  Or was it peni?

  It didn’t matter, singular or plural, they were a thing of her past. Not a huge loss, as they’d never really done all that much for her other than give her brief orgasms and a whole lot of grief.

  Where was her phenom? She looked at her watch and assured herself that she had time. Months of time, which she’d be using to profile the Santa Barbara Heat in depth. Her plan was to start easy, taking a personal direction for her first article. She could have picked any of the young, aggressive, charismatic players. Joe Pickler, the second baseman who’d given up medical school to play AA ball and then spent five years working his way up to the majors. Or Ty Sparks, the relief pitcher who’d overcome childhood leukemia and was trying to work his way into the starting rotation. Or maybe Henry Weston, the left fielder turned shortstop who’d left the Dodgers where his twin brother played in spite of it causing a major family rift. There was also the reputably charming rogue Wade O’Riley, the Heat’s catcher, who’d come from abject poverty, something Holly knew all too much about.

  But always a sucker for a challenge, she’d chosen to start with Pace, a player three years into his fifty-million-dollar, five-year contract, who’d oddly and very atypically for a ballplayer turned down millions more in alcohol and cologne ads, a guy the tabloid reporters loved to try to dig up dirt on.

  She glanced out to the parking lot. Pace’s classic apple red Mustang GT was hard to miss. Nope, he hadn’t skipped out on her; she wasn’t worried about that.

  But she was curious.

  Why had he pitched for thirty minutes, pushing hard in spite of the fact that he’d clearly been having an off day, and then suddenly dropped to the bench, shoulders and head down, breathing as if he’d run a marathon? He’d just sat there, very carefully not moving a single inch. Only after many minutes had passed had he pushed to his feet and escaped to the clubhouse.

  Was he nursing a heartache?

  A hangover?

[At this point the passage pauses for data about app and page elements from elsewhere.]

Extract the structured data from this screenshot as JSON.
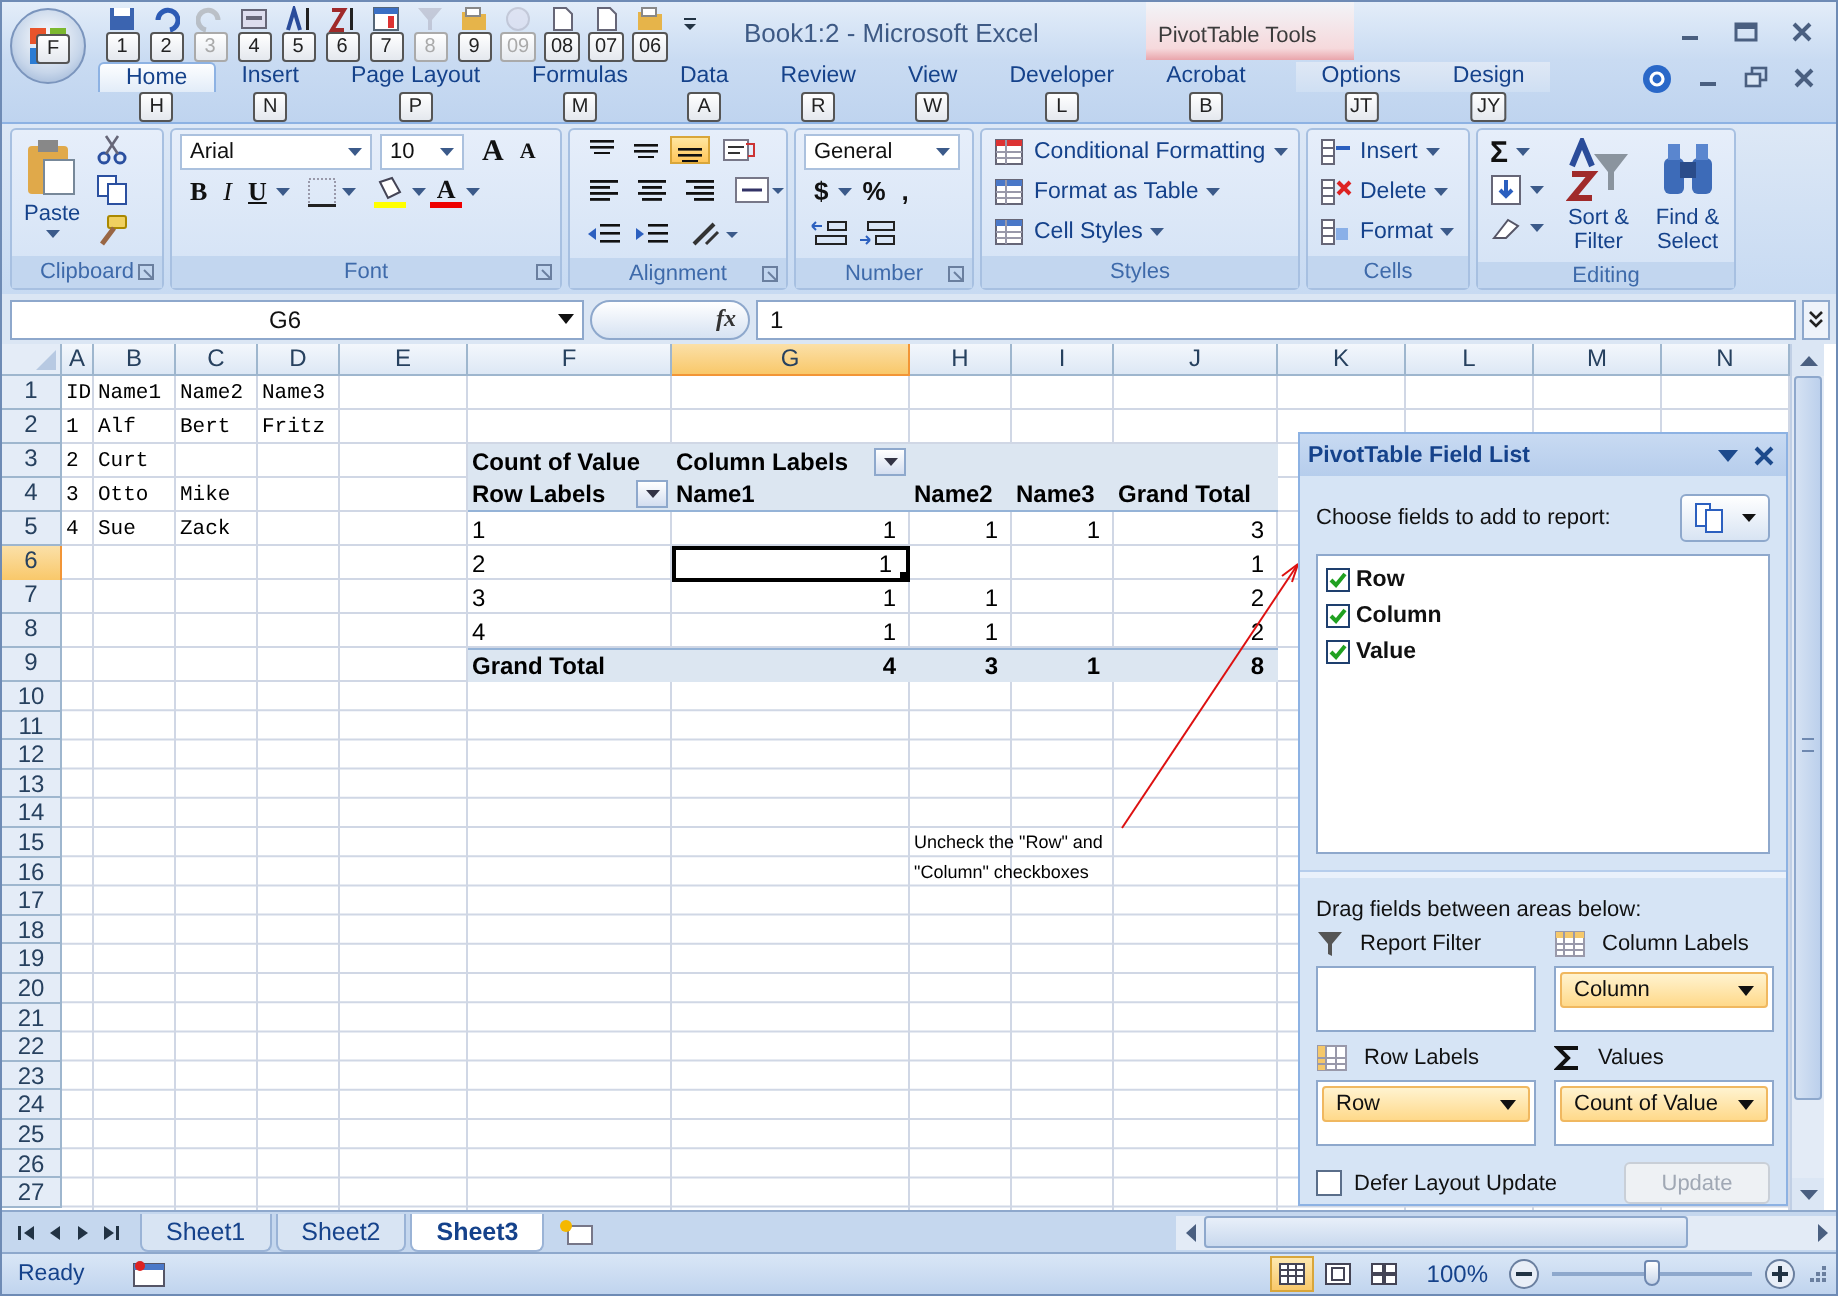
{
  "window": {
    "title": "Book1:2 - Microsoft Excel",
    "office_button_keytip": "F"
  },
  "quick_access": [
    {
      "kind": "save",
      "keytip": "1",
      "disabled": false
    },
    {
      "kind": "undo",
      "keytip": "2",
      "disabled": false
    },
    {
      "kind": "redo",
      "keytip": "3",
      "disabled": true
    },
    {
      "kind": "form",
      "keytip": "4",
      "disabled": false
    },
    {
      "kind": "sort-up",
      "keytip": "5",
      "disabled": false
    },
    {
      "kind": "sort-down",
      "keytip": "6",
      "disabled": false
    },
    {
      "kind": "chart",
      "keytip": "7",
      "disabled": false
    },
    {
      "kind": "filter",
      "keytip": "8",
      "disabled": true
    },
    {
      "kind": "folder",
      "keytip": "9",
      "disabled": false
    },
    {
      "kind": "circle",
      "keytip": "09",
      "disabled": true
    },
    {
      "kind": "page",
      "keytip": "08",
      "disabled": false
    },
    {
      "kind": "page",
      "keytip": "07",
      "disabled": false
    },
    {
      "kind": "folder",
      "keytip": "06",
      "disabled": false
    }
  ],
  "tabs": [
    {
      "label": "Home",
      "keytip": "H",
      "selected": true
    },
    {
      "label": "Insert",
      "keytip": "N",
      "selected": false
    },
    {
      "label": "Page Layout",
      "keytip": "P",
      "selected": false
    },
    {
      "label": "Formulas",
      "keytip": "M",
      "selected": false
    },
    {
      "label": "Data",
      "keytip": "A",
      "selected": false
    },
    {
      "label": "Review",
      "keytip": "R",
      "selected": false
    },
    {
      "label": "View",
      "keytip": "W",
      "selected": false
    },
    {
      "label": "Developer",
      "keytip": "L",
      "selected": false
    },
    {
      "label": "Acrobat",
      "keytip": "B",
      "selected": false
    }
  ],
  "contextual_group": {
    "title": "PivotTable Tools",
    "tabs": [
      {
        "label": "Options",
        "keytip": "JT",
        "selected": false
      },
      {
        "label": "Design",
        "keytip": "JY",
        "selected": false
      }
    ]
  },
  "ribbon": {
    "clipboard": {
      "label": "Clipboard",
      "paste": "Paste"
    },
    "font": {
      "label": "Font",
      "font_name": "Arial",
      "font_size": "10",
      "grow": "A",
      "shrink": "A",
      "bold": "B",
      "italic": "I",
      "underline": "U",
      "font_color": "A"
    },
    "alignment": {
      "label": "Alignment",
      "vertical_align": [
        {
          "selected": false
        },
        {
          "selected": false
        },
        {
          "selected": true
        }
      ]
    },
    "number": {
      "label": "Number",
      "format": "General",
      "currency": "$",
      "percent": "%",
      "comma": ","
    },
    "styles": {
      "label": "Styles",
      "items": [
        "Conditional Formatting",
        "Format as Table",
        "Cell Styles"
      ]
    },
    "cells": {
      "label": "Cells",
      "items": [
        "Insert",
        "Delete",
        "Format"
      ]
    },
    "editing": {
      "label": "Editing",
      "sum": "Σ",
      "sort": "Sort & Filter",
      "find": "Find & Select"
    }
  },
  "formula_bar": {
    "name_box": "G6",
    "fx": "fx",
    "value": "1"
  },
  "sheet": {
    "columns": [
      {
        "label": "A",
        "selected": false
      },
      {
        "label": "B",
        "selected": false
      },
      {
        "label": "C",
        "selected": false
      },
      {
        "label": "D",
        "selected": false
      },
      {
        "label": "E",
        "selected": false
      },
      {
        "label": "F",
        "selected": false
      },
      {
        "label": "G",
        "selected": true
      },
      {
        "label": "H",
        "selected": false
      },
      {
        "label": "I",
        "selected": false
      },
      {
        "label": "J",
        "selected": false
      },
      {
        "label": "K",
        "selected": false
      },
      {
        "label": "L",
        "selected": false
      },
      {
        "label": "M",
        "selected": false
      },
      {
        "label": "N",
        "selected": false
      }
    ],
    "rows": [
      {
        "label": "1",
        "selected": false
      },
      {
        "label": "2",
        "selected": false
      },
      {
        "label": "3",
        "selected": false
      },
      {
        "label": "4",
        "selected": false
      },
      {
        "label": "5",
        "selected": false
      },
      {
        "label": "6",
        "selected": true
      },
      {
        "label": "7",
        "selected": false
      },
      {
        "label": "8",
        "selected": false
      },
      {
        "label": "9",
        "selected": false
      },
      {
        "label": "10",
        "selected": false
      },
      {
        "label": "11",
        "selected": false
      },
      {
        "label": "12",
        "selected": false
      },
      {
        "label": "13",
        "selected": false
      },
      {
        "label": "14",
        "selected": false
      },
      {
        "label": "15",
        "selected": false
      },
      {
        "label": "16",
        "selected": false
      },
      {
        "label": "17",
        "selected": false
      },
      {
        "label": "18",
        "selected": false
      },
      {
        "label": "19",
        "selected": false
      },
      {
        "label": "20",
        "selected": false
      },
      {
        "label": "21",
        "selected": false
      },
      {
        "label": "22",
        "selected": false
      },
      {
        "label": "23",
        "selected": false
      },
      {
        "label": "24",
        "selected": false
      },
      {
        "label": "25",
        "selected": false
      },
      {
        "label": "26",
        "selected": false
      },
      {
        "label": "27",
        "selected": false
      }
    ]
  },
  "source_data": {
    "header": [
      "ID",
      "Name1",
      "Name2",
      "Name3"
    ],
    "rows": [
      [
        "1",
        "Alf",
        "Bert",
        "Fritz"
      ],
      [
        "2",
        "Curt"
      ],
      [
        "3",
        "Otto",
        "Mike"
      ],
      [
        "4",
        "Sue",
        "Zack"
      ]
    ]
  },
  "pivot_table": {
    "corner": "Count of Value",
    "column_labels": "Column Labels",
    "row_labels": "Row Labels",
    "columns": [
      "Name1",
      "Name2",
      "Name3",
      "Grand Total"
    ],
    "rows": [
      {
        "label": "1",
        "name1": "1",
        "name2": "1",
        "name3": "1",
        "grand_total": "3"
      },
      {
        "label": "2",
        "name1": "1",
        "grand_total": "1"
      },
      {
        "label": "3",
        "name1": "1",
        "name2": "1",
        "grand_total": "2"
      },
      {
        "label": "4",
        "name1": "1",
        "name2": "1",
        "grand_total": "2"
      }
    ],
    "total": {
      "label": "Grand Total",
      "values": [
        "4",
        "3",
        "1",
        "8"
      ]
    }
  },
  "annotation": {
    "lines": [
      "Uncheck the \"Row\" and",
      "\"Column\" checkboxes"
    ]
  },
  "field_list": {
    "title": "PivotTable Field List",
    "choose_label": "Choose fields to add to report:",
    "fields": [
      {
        "label": "Row",
        "checked": true
      },
      {
        "label": "Column",
        "checked": true
      },
      {
        "label": "Value",
        "checked": true
      }
    ],
    "drag_label": "Drag fields between areas below:",
    "areas": [
      {
        "kind": "filter",
        "label": "Report Filter"
      },
      {
        "kind": "columns",
        "label": "Column Labels",
        "items": [
          "Column"
        ]
      },
      {
        "kind": "rows",
        "label": "Row Labels",
        "items": [
          "Row"
        ]
      },
      {
        "kind": "values",
        "label": "Values",
        "items": [
          "Count of Value"
        ]
      }
    ],
    "defer": {
      "label": "Defer Layout Update",
      "checked": false
    },
    "update": {
      "label": "Update",
      "disabled": true
    }
  },
  "sheet_tabs": [
    {
      "label": "Sheet1",
      "selected": false
    },
    {
      "label": "Sheet2",
      "selected": false
    },
    {
      "label": "Sheet3",
      "selected": true
    }
  ],
  "status_bar": {
    "status": "Ready",
    "views": [
      {
        "kind": "normal",
        "selected": true
      },
      {
        "kind": "layout",
        "selected": false
      },
      {
        "kind": "break",
        "selected": false
      }
    ],
    "zoom": "100%",
    "zoom_slider": {
      "level": 0.5
    }
  }
}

  What? She could feel his secrets, and the part of her that needed to get to the bottom of everything, to hurry up and expose the bad so she could relax and get to the good, reared its head just as the clubhouse door finally opened and she caught a quick glimpse of tall-dark-and-attitude-challenged in the flesh.

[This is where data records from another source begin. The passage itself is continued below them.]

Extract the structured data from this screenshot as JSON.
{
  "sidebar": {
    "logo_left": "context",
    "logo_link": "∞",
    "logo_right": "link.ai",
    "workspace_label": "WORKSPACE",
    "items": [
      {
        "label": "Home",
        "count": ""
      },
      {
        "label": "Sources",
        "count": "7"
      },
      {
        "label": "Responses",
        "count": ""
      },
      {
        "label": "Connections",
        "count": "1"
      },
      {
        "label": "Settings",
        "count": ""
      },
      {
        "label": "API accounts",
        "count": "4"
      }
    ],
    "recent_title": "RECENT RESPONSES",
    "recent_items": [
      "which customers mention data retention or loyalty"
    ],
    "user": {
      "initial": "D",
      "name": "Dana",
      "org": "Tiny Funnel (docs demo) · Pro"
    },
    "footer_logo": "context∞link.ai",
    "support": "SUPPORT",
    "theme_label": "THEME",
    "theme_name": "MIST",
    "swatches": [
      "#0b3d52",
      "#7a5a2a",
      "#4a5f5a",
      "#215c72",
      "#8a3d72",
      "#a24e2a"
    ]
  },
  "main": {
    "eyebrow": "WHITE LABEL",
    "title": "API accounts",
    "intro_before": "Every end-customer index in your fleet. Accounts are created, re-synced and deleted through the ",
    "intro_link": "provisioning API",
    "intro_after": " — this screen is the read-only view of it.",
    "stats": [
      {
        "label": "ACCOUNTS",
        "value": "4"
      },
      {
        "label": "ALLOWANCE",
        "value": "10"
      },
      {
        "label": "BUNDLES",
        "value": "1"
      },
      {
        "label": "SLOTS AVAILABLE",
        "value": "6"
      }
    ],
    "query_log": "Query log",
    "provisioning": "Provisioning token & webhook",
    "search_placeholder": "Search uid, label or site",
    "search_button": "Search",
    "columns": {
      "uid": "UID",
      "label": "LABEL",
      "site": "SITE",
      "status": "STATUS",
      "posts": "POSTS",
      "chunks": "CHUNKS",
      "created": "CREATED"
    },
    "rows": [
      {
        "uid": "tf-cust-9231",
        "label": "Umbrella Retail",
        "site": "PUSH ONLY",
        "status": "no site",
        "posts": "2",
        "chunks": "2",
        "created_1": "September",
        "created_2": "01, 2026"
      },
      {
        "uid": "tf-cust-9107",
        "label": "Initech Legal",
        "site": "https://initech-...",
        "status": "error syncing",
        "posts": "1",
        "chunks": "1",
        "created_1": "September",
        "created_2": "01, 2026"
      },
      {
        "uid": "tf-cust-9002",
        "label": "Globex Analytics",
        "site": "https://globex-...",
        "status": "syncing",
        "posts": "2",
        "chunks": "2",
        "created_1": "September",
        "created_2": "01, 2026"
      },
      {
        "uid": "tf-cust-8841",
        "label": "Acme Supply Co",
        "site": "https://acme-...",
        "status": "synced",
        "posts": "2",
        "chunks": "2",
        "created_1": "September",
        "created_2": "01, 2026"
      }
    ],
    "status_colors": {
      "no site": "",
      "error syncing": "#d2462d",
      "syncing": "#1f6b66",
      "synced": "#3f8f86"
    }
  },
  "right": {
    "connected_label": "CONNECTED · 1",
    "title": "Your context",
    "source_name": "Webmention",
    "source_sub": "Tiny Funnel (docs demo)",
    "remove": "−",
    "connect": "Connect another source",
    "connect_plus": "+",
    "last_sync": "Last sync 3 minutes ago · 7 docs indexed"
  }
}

  Pace Martin.

  “Hi,” she said, gripping her pad of paper and pen, perfectly willing to forgive his tardiness if he made this easy on her. Not that it mattered. Sure, he’d made a secondary career out of being tough, cynical, edgy, and for a bonus, noncommittal. Luckily for her, she specialized in tough, cynical, and edgy. She thrust out her hand. “I’m Holly Hut—”

  “Sure. No problem.” He grabbed her pen and leaning over her, quickly wrote something on her pad.

  As he did, she took her first up-close look at him, searching for that elusive “it” factor that seemed to make men want to be him and women want to do him. Granted, he owed much of that to his packaging, but she’d already known that. He had still-wet-from-his-shower dark hair and movie-star dark eyes, and a face that could have been descended directly from the Greek gods, but she wasn’t moved by such things. As a writer and a people watcher, Holly knew his pull had to go far deeper, that there had to be more to his charisma than genetic makeup.

  Or so she hoped.

  But the good looks sure didn’t hurt. He hadn’t shaved, though she could smell his shampoo or soap, something woodsy and incredibly male that made her nostrils sort of quiver. Which meant People magazine appeared to be correct on the beautiful-people assessment—he clearly had genuine appeal.

  Since she barely came up to his broad shoulders, she had to tip her head up to stare into his face as he straightened and handed her back her pad, giving her just enough time to see that his eyes weren’t the solid brown his bio claimed, but rather had gold swirling in the mix. They weren’t smiling to match his mouth, not even clos
e, and if she had to guess, she’d say Mr. Hotshot was pissed at something.

  Then she glanced down at her pad and saw what he’d done.

  An autograph. He’d just given her an autograph.

  And then, while she was still just staring at the sprawling signature in shock, he handed her back her pen and walked away, heading down the wide hallway with his steady, long-legged, effortlessly confident stride.

  “Hey,” she said. “I didn’t want—”